Moisel writes: "Redemption and incarnation are not intrinsically connected. But in the historical order, only one incarnation is known and only one Christ. Christ crucified realizes the conflux of all creation.
"Consider the following argument. Col. 1:26 states that Christ is the cause and end of everything. His task is to restore everything and bring it to perfection. The conflux of the universe is realized according to an ordered scheme which means subordination. Christ, head of the Church, recapitulates in himself all things because they are ordained to Christ the Church: 'He is the head of the body the Church; he is the beginning, the firstborn from the dead, that in everything he might be preeminent' (Col. 1:18). Domination over creation exceeds, spatially speaking, domination over the Church, and Christ's first definition is thus Head of Creation. In other words, one cannot argue: Christ is head of the Church, and therefore head of the universe (as the Thomists do) but rather the other way round. On biblical principles, creation comes before redemption.
"The position just described is untenable, because spatial domination is not primacy. Christ exercises dominion over the universe as head of the Church. The Church is at once part of the universe and its influxive center. The Church is Christ's body and as such makes him present to the world in a visible fashion. Cf. Eph. 1:22-23: 'And God has put all things under his feet and has made him the head over all things for the Church which is his Body, the fulness of him who fills all in all.'"

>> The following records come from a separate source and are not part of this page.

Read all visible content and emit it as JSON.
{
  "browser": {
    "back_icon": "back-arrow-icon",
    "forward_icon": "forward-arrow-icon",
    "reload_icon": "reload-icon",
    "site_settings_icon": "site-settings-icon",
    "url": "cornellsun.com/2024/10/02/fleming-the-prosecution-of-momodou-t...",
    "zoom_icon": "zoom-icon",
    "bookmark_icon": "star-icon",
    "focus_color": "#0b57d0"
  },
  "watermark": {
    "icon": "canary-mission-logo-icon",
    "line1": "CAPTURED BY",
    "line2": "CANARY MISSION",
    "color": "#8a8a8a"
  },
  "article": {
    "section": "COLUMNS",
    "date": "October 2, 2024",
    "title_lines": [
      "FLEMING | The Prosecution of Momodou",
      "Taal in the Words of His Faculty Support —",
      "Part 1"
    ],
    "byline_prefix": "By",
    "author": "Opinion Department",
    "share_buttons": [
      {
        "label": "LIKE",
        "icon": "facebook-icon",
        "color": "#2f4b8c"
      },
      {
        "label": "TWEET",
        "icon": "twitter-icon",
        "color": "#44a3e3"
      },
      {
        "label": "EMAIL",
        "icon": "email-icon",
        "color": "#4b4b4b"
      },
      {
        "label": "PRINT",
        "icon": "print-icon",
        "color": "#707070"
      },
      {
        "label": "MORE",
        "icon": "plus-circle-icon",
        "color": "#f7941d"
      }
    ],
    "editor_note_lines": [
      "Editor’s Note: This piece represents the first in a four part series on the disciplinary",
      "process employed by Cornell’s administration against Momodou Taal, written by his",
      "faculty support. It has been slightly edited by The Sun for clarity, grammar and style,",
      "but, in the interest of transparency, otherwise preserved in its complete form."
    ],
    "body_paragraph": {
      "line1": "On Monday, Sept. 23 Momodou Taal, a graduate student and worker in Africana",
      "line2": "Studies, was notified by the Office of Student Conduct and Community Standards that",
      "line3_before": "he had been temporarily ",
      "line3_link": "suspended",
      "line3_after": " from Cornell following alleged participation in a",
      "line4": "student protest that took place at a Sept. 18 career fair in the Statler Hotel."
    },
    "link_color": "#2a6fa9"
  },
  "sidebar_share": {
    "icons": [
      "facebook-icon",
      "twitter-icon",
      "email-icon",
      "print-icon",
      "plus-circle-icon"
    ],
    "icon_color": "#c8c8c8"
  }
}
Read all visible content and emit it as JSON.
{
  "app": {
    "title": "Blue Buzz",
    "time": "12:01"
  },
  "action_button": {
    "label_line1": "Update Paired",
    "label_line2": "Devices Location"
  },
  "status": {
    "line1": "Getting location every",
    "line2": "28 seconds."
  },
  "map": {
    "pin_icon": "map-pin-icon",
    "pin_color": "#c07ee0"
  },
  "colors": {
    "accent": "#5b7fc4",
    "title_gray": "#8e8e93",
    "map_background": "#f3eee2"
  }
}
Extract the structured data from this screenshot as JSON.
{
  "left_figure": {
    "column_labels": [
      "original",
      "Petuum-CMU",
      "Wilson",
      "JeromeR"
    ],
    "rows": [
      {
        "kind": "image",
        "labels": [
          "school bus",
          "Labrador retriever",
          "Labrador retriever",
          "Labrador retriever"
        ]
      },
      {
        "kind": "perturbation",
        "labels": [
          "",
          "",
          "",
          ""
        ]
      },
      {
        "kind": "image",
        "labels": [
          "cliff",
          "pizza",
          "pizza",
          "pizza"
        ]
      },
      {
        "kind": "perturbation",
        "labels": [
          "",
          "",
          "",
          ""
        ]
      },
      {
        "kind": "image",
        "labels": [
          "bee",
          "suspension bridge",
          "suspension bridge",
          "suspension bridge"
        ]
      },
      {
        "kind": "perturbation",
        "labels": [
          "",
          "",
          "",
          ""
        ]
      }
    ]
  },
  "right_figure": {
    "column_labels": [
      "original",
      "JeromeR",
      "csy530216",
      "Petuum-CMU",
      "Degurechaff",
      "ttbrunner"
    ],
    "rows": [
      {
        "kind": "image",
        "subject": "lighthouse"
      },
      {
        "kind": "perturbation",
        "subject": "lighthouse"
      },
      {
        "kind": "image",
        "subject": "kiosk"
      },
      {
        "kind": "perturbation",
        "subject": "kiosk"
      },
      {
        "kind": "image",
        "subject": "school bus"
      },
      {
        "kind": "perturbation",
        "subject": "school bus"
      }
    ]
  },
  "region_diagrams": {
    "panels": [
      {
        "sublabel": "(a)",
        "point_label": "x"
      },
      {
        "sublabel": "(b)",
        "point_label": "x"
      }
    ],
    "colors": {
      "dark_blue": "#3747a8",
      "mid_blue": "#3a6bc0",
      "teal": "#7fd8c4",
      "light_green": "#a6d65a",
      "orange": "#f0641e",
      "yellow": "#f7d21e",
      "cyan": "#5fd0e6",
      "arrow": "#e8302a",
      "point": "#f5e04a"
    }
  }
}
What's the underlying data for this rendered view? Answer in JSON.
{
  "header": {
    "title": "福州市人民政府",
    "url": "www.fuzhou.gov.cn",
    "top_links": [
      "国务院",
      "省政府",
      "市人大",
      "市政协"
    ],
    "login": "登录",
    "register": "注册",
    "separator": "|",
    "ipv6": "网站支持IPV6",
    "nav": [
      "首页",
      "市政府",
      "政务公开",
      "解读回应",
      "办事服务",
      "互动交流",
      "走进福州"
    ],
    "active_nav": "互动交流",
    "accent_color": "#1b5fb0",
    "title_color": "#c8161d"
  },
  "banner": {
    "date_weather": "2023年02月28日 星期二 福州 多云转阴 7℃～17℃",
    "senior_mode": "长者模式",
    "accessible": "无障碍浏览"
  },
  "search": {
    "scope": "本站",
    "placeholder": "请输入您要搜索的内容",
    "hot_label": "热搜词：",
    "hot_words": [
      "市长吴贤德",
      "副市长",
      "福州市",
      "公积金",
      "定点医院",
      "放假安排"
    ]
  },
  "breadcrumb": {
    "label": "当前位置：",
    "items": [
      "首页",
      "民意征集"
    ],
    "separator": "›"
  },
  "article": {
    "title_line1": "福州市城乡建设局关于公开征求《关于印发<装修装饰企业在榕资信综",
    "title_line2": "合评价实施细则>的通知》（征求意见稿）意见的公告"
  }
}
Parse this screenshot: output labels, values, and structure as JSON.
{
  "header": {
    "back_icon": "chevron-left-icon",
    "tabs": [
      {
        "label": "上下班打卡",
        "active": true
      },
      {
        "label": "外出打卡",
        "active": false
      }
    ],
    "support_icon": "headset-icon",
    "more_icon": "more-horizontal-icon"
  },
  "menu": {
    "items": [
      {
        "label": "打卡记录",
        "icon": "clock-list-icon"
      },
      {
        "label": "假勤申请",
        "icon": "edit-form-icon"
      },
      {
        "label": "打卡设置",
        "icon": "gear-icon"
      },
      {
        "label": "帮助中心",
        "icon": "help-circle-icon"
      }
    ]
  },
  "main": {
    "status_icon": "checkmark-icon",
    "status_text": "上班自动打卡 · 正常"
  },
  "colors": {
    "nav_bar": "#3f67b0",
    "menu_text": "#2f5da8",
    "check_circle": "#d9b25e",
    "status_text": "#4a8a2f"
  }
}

All of this strikes me as a heavy-handed reading of New Testament hymnody. The Jesus community are the cutting edge of God's incarnational presence and a "light to the nations" in that regard. But all people have access to God-consciousness and Christ-consciousness in some degree. The specific action of God in Jesus and the Church is a threshold towards the final consummation, so in an eschatological perspective one can say Christ is the head of creation because he is the head of the Church. But all this is rooted in the eternal divine wisdom, shown first in creation itself. Retrospective ecclesiasticization of this seems problematic. The religious wisdom of humanity may be oriented to the new stage brought in by Jesus and the Church, and in this sense make "anonymous Christians" of all who enjoy it. But it seems a short-circuit to say that this wisdom is invisibly mediated by the Christian church rather than simply accorded by God in his Word and Spirit to all. See my piece on "Buddhist Interpretation of Christian Truth" below.